Hip hop-style explicitness is in the lyrics too, as when Rutherford sings earnestly, “You look better when you first wake up / Than anybody else I’ve fucked.” Plenty will cringe from such bits, and few might sense the impending downfall of civilization. Is this really what we’ve come to? Is this what lyrics have been reduced to in 2018? Fortunately, one needn’t exert one’s self to nod in affirmation, as the beat will arrange for it on its own. Yes, these are the lyrics — and so what? Isn’t this just the next step in near-century long trend toward minimalism in popular music? We can do away with all the filigree; there’ll always be a place for it in the conservatories.

The Neighbourhood might be prosaic and juvenile — but it is precisely this that accounts for much of their appeal. This is not the place to look for lofty abstractions and clever wordplay — although there is much promise in the song title,”Sadderdaze.” With countless bands out there struggling in vain, tongues firmly planted in cheeks, to provoke your thought and impress you, it can be refreshing to hear songs that put on no airs whatsoever, and purport to be nothing more than what they are. This is music for teenagers, and for anyone who wants to channel their inner teenager. Role-play a little. You just might like it. If you’ve ever wanted to come to terms with your inner douchebag or ditz, you couldn’t ask for a better soundtrack —

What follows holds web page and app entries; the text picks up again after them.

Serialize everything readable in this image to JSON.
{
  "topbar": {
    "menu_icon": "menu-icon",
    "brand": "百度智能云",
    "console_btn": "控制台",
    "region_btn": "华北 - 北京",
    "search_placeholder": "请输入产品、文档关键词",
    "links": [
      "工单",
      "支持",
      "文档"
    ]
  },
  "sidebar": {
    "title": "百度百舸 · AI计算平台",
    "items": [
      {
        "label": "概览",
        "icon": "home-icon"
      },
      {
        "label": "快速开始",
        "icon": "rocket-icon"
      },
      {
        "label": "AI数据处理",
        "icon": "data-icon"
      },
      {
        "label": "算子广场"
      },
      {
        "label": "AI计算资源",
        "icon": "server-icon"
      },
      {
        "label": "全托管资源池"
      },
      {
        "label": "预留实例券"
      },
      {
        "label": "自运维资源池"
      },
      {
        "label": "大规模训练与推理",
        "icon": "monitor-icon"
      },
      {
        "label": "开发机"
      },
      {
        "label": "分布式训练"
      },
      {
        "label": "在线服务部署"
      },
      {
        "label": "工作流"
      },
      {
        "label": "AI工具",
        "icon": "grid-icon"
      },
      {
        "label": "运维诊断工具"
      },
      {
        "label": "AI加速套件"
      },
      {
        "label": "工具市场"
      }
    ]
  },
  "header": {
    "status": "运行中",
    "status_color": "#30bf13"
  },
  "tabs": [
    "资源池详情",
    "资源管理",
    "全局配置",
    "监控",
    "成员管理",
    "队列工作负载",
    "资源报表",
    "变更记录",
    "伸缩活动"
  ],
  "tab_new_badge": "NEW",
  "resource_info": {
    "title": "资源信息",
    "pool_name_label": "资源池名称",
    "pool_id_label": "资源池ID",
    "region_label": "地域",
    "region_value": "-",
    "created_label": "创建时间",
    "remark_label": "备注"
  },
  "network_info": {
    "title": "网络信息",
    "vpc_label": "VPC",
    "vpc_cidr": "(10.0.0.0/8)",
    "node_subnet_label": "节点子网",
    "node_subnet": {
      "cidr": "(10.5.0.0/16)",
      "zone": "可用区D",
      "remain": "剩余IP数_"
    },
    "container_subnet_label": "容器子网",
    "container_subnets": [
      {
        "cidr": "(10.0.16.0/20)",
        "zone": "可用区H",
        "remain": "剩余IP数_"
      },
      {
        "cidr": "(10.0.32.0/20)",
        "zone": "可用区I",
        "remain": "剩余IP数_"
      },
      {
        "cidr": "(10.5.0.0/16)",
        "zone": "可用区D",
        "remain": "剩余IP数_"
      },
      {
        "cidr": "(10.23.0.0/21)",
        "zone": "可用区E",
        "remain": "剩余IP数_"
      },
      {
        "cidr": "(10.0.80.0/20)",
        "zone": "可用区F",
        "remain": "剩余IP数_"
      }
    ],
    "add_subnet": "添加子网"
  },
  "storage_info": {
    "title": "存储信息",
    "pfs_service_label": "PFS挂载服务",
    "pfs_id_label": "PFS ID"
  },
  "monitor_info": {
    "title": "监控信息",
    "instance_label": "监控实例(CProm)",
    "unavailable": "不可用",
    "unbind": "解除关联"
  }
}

This isn’t to undervalue the music, only to convey the extent of its cheesiness. That said, The Neighbourhood is phenomenal band in their own arena. And for what it is, every song on the new album is a masterfully crafted bit of pop perfection. There is no filler on this record. Each track could be a single. And aside from the one Muppet bit on “Flowers,” nothing sounds awkward, forced or strained. Throughout the album, punchy synth lines, eerie washes, pre-chorus dramatic pauses, reverberating snares, subtly trap-like high hats, and string flourishes are all executed just perfectly. There are many moments, such as in the jazz-tinged “Blue,” when Mikey Margott’s basslines make all the difference. Overall, the entire band is in top form — and although he still seems to be coming to grips with it, Jesse is too.

The Neighbourhood” is available March 9 on Apple Music